• [Task objective]:
This exercise calls for the listing to be set down exactly.

• [Records provided]:
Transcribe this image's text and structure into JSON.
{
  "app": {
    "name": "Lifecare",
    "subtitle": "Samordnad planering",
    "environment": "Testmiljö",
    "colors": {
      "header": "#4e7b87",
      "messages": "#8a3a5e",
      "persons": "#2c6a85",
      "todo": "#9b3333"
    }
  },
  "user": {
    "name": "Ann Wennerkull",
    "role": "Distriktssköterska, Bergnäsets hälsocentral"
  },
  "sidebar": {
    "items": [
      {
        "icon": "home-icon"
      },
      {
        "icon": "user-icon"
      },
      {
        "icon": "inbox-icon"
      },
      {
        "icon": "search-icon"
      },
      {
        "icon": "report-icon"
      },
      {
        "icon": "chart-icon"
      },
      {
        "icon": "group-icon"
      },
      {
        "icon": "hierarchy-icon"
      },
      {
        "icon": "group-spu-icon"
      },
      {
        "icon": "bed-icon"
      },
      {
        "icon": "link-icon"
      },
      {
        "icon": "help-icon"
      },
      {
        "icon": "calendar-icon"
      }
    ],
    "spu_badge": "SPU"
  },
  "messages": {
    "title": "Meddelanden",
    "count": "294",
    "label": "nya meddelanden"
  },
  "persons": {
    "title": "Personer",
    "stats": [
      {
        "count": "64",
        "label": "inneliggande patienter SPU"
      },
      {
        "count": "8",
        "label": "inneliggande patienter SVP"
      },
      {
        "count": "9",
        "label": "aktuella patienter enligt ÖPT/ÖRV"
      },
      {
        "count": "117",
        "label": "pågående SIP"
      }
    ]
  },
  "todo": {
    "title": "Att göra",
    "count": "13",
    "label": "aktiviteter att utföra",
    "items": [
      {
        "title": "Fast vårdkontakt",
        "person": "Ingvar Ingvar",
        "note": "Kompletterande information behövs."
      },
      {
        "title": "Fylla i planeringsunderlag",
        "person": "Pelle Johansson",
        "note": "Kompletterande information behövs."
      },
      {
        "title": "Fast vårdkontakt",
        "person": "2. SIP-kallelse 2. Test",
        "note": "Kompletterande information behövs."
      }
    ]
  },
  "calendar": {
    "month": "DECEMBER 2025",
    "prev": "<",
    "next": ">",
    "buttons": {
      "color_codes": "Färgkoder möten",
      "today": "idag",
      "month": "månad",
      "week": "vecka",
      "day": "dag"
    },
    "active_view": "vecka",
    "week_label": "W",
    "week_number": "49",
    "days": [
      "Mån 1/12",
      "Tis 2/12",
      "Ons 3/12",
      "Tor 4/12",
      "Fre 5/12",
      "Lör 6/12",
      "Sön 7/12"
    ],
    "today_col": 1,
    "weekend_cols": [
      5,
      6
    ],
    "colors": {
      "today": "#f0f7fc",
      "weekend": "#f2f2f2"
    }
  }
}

• [Output for this task]:
Transcribe this image's text and structure into JSON.
{
  "app": {
    "name": "Lifecare",
    "subtitle": "Samordnad planering",
    "environment": "Testmiljö",
    "colors": {
      "header": "#4e7b87",
      "messages": "#8a3a5e",
      "persons": "#2c6a85",
      "todo": "#9b3333"
    }
  },
  "user": {
    "name": "Ann Wennerkull",
    "role": "Distriktssköterska, Bergnäsets hälsocentral"
  },
  "sidebar": {
    "items": [
      {
        "icon": "home-icon"
      },
      {
        "icon": "user-icon"
      },
      {
        "icon": "inbox-icon"
      },
      {
        "icon": "search-icon"
      },
      {
        "icon": "report-icon"
      },
      {
        "icon": "chart-icon"
      },
      {
        "icon": "group-icon"
      },
      {
        "icon": "hierarchy-icon"
      },
      {
        "icon": "group-spu-icon"
      },
      {
        "icon": "bed-icon"
      },
      {
        "icon": "link-icon"
      },
      {
        "icon": "help-icon"
      },
      {
        "icon": "calendar-icon"
      }
    ],
    "spu_badge": "SPU"
  },
  "messages": {
    "title": "Meddelanden",
    "count": "294",
    "label": "nya meddelanden"
  },
  "persons": {
    "title": "Personer",
    "stats": [
      {
        "count": "64",
        "label": "inneliggande patienter SPU"
      },
      {
        "count": "8",
        "label": "inneliggande patienter SVP"
      },
      {
        "count": "9",
        "label": "aktuella patienter enligt ÖPT/ÖRV"
      },
      {
        "count": "117",
        "label": "pågående SIP"
      }
    ]
  },
  "todo": {
    "title": "Att göra",
    "count": "13",
    "label": "aktiviteter att utföra",
    "items": [
      {
        "title": "Fast vårdkontakt",
        "person": "Ingvar Ingvar",
        "note": "Kompletterande information behövs."
      },
      {
        "title": "Fylla i planeringsunderlag",
        "person": "Pelle Johansson",
        "note": "Kompletterande information behövs."
      },
      {
        "title": "Fast vårdkontakt",
        "person": "2. SIP-kallelse 2. Test",
        "note": "Kompletterande information behövs."
      }
    ]
  },
  "calendar": {
    "month": "DECEMBER 2025",
    "prev": "<",
    "next": ">",
    "buttons": {
      "color_codes": "Färgkoder möten",
      "today": "idag",
      "month": "månad",
      "week": "vecka",
      "day": "dag"
    },
    "active_view": "vecka",
    "week_label": "W",
    "week_number": "49",
    "days": [
      "Mån 1/12",
      "Tis 2/12",
      "Ons 3/12",
      "Tor 4/12",
      "Fre 5/12",
      "Lör 6/12",
      "Sön 7/12"
    ],
    "today_col": 1,
    "weekend_cols": [
      5,
      6
    ],
    "colors": {
      "today": "#f0f7fc",
      "weekend": "#f2f2f2"
    }
  }
}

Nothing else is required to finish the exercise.